Scan the entries below for the word "icon" and copy every line in which it occurs.

(Beginning of MATERIAL PROVIDED)

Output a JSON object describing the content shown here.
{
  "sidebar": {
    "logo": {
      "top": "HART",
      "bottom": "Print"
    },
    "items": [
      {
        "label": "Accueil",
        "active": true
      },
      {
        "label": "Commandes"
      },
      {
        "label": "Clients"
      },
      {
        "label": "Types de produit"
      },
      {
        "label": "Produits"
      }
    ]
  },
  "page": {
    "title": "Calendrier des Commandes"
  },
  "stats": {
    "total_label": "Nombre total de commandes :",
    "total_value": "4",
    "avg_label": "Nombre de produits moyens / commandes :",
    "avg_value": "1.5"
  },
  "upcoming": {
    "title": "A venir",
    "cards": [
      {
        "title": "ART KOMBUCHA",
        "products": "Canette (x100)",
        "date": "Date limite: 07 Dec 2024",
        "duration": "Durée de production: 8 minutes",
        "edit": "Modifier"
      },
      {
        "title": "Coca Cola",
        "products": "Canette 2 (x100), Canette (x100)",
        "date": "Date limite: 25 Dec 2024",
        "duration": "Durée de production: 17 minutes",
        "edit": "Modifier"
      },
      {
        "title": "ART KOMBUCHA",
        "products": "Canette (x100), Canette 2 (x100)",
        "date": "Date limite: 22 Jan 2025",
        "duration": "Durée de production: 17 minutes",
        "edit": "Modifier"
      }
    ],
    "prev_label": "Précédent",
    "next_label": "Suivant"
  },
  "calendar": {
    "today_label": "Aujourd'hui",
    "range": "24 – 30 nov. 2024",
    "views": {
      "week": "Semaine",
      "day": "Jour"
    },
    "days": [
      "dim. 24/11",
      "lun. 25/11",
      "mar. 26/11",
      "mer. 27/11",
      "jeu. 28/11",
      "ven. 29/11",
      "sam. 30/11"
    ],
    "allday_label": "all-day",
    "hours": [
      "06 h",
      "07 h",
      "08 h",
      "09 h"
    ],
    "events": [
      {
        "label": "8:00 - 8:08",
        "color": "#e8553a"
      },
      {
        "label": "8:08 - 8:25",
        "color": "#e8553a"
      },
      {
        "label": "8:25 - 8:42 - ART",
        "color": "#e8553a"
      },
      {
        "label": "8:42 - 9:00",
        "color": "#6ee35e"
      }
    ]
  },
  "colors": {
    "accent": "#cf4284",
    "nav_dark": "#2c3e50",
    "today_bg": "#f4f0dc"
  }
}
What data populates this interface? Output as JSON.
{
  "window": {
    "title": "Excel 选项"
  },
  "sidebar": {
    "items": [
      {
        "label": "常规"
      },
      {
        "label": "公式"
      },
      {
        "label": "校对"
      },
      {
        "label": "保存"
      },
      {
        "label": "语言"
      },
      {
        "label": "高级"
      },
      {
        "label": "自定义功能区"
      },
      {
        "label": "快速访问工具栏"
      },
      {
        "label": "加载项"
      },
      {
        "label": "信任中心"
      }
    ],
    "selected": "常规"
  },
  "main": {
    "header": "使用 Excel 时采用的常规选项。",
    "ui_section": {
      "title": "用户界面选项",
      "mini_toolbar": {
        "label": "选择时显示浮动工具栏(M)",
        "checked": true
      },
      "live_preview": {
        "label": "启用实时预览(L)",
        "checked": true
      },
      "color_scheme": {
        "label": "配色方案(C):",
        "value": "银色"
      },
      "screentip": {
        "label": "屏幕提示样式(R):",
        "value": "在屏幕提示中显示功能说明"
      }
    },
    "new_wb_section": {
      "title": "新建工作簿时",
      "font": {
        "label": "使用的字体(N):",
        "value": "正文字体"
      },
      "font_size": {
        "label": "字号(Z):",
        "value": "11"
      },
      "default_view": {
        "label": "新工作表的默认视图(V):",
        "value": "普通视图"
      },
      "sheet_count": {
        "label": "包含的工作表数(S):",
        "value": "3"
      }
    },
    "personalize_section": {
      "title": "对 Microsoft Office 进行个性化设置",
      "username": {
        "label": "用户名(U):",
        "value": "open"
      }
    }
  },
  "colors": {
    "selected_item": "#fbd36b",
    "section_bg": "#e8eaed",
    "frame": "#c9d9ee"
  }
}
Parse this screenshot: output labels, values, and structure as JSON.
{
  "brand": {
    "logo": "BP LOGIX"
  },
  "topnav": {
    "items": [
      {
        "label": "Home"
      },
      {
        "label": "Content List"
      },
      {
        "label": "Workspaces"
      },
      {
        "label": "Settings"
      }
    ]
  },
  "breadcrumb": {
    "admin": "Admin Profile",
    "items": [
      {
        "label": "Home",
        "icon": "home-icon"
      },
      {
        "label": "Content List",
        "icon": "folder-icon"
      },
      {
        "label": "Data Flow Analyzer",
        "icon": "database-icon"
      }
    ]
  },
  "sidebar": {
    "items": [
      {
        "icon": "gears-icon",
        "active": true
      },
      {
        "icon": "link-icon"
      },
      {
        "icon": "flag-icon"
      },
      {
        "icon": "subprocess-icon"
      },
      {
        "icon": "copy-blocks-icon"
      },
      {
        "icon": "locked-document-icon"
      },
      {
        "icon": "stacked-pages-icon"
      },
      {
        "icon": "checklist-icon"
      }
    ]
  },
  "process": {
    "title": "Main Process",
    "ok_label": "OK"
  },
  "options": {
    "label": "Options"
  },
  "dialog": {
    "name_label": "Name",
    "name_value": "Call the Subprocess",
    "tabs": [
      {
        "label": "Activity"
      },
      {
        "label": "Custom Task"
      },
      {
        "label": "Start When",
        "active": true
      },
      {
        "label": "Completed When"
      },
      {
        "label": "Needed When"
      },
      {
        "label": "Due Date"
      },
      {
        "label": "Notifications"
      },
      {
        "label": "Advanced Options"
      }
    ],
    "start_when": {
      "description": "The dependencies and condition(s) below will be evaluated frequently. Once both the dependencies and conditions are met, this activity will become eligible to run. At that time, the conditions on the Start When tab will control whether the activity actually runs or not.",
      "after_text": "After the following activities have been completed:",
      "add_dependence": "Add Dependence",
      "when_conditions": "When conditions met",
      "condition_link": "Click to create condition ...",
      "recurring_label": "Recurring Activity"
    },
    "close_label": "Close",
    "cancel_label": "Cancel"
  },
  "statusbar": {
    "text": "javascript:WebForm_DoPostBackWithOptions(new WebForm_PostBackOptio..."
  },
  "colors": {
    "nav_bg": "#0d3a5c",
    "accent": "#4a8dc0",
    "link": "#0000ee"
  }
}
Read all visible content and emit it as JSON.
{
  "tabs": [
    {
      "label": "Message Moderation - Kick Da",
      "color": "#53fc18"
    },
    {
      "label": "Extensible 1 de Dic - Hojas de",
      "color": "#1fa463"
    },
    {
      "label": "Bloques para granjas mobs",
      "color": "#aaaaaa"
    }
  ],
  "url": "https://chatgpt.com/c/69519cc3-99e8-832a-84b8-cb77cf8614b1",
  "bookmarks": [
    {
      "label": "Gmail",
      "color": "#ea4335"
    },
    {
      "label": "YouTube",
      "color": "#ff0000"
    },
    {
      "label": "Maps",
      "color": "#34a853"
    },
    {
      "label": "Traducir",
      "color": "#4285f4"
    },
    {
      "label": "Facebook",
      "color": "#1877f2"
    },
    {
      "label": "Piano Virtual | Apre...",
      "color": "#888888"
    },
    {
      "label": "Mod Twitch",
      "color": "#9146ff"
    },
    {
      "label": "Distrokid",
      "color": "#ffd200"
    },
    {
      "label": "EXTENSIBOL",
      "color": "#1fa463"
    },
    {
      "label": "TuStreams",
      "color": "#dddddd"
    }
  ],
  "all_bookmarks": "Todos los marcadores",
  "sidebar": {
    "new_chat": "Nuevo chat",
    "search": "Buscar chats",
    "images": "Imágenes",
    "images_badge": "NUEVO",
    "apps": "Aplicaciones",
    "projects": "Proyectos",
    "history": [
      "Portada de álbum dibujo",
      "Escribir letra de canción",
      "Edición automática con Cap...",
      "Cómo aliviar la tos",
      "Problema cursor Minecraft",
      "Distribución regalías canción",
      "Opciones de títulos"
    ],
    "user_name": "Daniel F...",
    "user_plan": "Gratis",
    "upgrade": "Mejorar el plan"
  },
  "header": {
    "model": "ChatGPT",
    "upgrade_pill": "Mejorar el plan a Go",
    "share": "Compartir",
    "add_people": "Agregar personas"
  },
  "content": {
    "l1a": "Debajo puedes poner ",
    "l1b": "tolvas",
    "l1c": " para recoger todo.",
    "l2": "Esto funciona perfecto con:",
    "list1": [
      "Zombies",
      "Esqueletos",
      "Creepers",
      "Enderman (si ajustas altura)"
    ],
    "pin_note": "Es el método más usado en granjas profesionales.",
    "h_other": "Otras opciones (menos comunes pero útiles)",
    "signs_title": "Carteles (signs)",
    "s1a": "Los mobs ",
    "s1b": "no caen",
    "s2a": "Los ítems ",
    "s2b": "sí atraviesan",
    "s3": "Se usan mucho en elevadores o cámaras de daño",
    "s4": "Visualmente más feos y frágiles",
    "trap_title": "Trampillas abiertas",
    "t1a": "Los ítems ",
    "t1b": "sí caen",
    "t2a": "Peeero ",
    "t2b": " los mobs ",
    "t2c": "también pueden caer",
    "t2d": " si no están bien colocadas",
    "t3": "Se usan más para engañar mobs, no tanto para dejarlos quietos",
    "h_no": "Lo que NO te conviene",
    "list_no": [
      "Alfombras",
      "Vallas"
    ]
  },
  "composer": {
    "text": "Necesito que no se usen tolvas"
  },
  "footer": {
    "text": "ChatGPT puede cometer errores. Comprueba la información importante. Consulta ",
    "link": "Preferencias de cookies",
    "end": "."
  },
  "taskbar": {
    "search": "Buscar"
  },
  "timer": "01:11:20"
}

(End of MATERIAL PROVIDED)

● **EXERCISE ANSWER**
        "icon": "home-icon"
        "icon": "folder-icon"
        "icon": "database-icon"
        "icon": "gears-icon",
        "icon": "link-icon"
        "icon": "flag-icon"
        "icon": "subprocess-icon"
        "icon": "copy-blocks-icon"
        "icon": "locked-document-icon"
        "icon": "stacked-pages-icon"
        "icon": "checklist-icon"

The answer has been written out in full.